### Activity
Take the records below and write them out again exactly.

____________

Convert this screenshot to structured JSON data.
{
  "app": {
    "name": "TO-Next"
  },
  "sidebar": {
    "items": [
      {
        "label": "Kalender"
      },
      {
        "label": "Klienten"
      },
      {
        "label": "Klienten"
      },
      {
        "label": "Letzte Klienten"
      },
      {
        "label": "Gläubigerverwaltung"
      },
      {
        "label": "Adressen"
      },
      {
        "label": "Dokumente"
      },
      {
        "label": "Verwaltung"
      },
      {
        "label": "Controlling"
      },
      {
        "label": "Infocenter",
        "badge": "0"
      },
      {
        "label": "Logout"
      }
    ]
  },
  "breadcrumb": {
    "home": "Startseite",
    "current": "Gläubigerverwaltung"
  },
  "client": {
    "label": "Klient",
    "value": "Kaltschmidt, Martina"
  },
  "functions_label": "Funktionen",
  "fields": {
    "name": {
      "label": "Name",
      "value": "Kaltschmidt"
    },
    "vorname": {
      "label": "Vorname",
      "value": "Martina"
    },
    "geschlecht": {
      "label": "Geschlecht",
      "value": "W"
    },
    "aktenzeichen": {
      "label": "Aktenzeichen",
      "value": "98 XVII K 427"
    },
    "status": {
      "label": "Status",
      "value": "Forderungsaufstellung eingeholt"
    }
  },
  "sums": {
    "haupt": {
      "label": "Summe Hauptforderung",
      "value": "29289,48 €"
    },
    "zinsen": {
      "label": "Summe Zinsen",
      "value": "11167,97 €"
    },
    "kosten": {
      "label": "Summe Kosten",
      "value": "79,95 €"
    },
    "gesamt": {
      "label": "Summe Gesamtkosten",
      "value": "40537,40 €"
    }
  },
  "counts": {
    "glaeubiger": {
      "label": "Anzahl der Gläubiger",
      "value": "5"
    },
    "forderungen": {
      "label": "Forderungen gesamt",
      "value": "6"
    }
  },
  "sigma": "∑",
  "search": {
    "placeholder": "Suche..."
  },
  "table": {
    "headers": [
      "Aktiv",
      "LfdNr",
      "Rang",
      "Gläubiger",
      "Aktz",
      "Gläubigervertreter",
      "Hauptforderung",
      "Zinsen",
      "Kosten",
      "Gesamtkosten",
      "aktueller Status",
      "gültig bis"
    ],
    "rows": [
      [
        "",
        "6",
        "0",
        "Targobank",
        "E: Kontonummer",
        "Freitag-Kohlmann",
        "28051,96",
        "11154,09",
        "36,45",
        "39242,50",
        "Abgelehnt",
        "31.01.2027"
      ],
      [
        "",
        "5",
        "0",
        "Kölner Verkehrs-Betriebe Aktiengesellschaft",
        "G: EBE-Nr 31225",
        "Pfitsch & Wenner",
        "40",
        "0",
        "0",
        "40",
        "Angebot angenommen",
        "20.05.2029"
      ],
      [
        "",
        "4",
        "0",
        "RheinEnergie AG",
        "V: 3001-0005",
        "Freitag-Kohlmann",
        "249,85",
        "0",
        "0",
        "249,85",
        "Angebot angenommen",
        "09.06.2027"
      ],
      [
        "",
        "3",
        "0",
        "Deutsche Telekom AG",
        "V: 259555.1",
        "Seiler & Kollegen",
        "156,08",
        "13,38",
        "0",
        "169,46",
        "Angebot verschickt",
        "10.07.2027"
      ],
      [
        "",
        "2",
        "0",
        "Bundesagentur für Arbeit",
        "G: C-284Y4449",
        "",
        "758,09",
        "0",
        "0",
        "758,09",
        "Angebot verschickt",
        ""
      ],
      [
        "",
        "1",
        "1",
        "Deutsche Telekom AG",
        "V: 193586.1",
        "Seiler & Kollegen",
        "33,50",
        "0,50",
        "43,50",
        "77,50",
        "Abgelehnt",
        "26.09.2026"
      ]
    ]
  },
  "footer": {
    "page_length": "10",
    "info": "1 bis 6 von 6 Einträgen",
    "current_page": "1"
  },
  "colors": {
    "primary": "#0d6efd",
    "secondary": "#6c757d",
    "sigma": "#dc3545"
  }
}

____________

### Exercise output
Convert this screenshot to structured JSON data.
{
  "app": {
    "name": "TO-Next"
  },
  "sidebar": {
    "items": [
      {
        "label": "Kalender"
      },
      {
        "label": "Klienten"
      },
      {
        "label": "Klienten"
      },
      {
        "label": "Letzte Klienten"
      },
      {
        "label": "Gläubigerverwaltung"
      },
      {
        "label": "Adressen"
      },
      {
        "label": "Dokumente"
      },
      {
        "label": "Verwaltung"
      },
      {
        "label": "Controlling"
      },
      {
        "label": "Infocenter",
        "badge": "0"
      },
      {
        "label": "Logout"
      }
    ]
  },
  "breadcrumb": {
    "home": "Startseite",
    "current": "Gläubigerverwaltung"
  },
  "client": {
    "label": "Klient",
    "value": "Kaltschmidt, Martina"
  },
  "functions_label": "Funktionen",
  "fields": {
    "name": {
      "label": "Name",
      "value": "Kaltschmidt"
    },
    "vorname": {
      "label": "Vorname",
      "value": "Martina"
    },
    "geschlecht": {
      "label": "Geschlecht",
      "value": "W"
    },
    "aktenzeichen": {
      "label": "Aktenzeichen",
      "value": "98 XVII K 427"
    },
    "status": {
      "label": "Status",
      "value": "Forderungsaufstellung eingeholt"
    }
  },
  "sums": {
    "haupt": {
      "label": "Summe Hauptforderung",
      "value": "29289,48 €"
    },
    "zinsen": {
      "label": "Summe Zinsen",
      "value": "11167,97 €"
    },
    "kosten": {
      "label": "Summe Kosten",
      "value": "79,95 €"
    },
    "gesamt": {
      "label": "Summe Gesamtkosten",
      "value": "40537,40 €"
    }
  },
  "counts": {
    "glaeubiger": {
      "label": "Anzahl der Gläubiger",
      "value": "5"
    },
    "forderungen": {
      "label": "Forderungen gesamt",
      "value": "6"
    }
  },
  "sigma": "∑",
  "search": {
    "placeholder": "Suche..."
  },
  "table": {
    "headers": [
      "Aktiv",
      "LfdNr",
      "Rang",
      "Gläubiger",
      "Aktz",
      "Gläubigervertreter",
      "Hauptforderung",
      "Zinsen",
      "Kosten",
      "Gesamtkosten",
      "aktueller Status",
      "gültig bis"
    ],
    "rows": [
      [
        "",
        "6",
        "0",
        "Targobank",
        "E: Kontonummer",
        "Freitag-Kohlmann",
        "28051,96",
        "11154,09",
        "36,45",
        "39242,50",
        "Abgelehnt",
        "31.01.2027"
      ],
      [
        "",
        "5",
        "0",
        "Kölner Verkehrs-Betriebe Aktiengesellschaft",
        "G: EBE-Nr 31225",
        "Pfitsch & Wenner",
        "40",
        "0",
        "0",
        "40",
        "Angebot angenommen",
        "20.05.2029"
      ],
      [
        "",
        "4",
        "0",
        "RheinEnergie AG",
        "V: 3001-0005",
        "Freitag-Kohlmann",
        "249,85",
        "0",
        "0",
        "249,85",
        "Angebot angenommen",
        "09.06.2027"
      ],
      [
        "",
        "3",
        "0",
        "Deutsche Telekom AG",
        "V: 259555.1",
        "Seiler & Kollegen",
        "156,08",
        "13,38",
        "0",
        "169,46",
        "Angebot verschickt",
        "10.07.2027"
      ],
      [
        "",
        "2",
        "0",
        "Bundesagentur für Arbeit",
        "G: C-284Y4449",
        "",
        "758,09",
        "0",
        "0",
        "758,09",
        "Angebot verschickt",
        ""
      ],
      [
        "",
        "1",
        "1",
        "Deutsche Telekom AG",
        "V: 193586.1",
        "Seiler & Kollegen",
        "33,50",
        "0,50",
        "43,50",
        "77,50",
        "Abgelehnt",
        "26.09.2026"
      ]
    ]
  },
  "footer": {
    "page_length": "10",
    "info": "1 bis 6 von 6 Einträgen",
    "current_page": "1"
  },
  "colors": {
    "primary": "#0d6efd",
    "secondary": "#6c757d",
    "sigma": "#dc3545"
  }
}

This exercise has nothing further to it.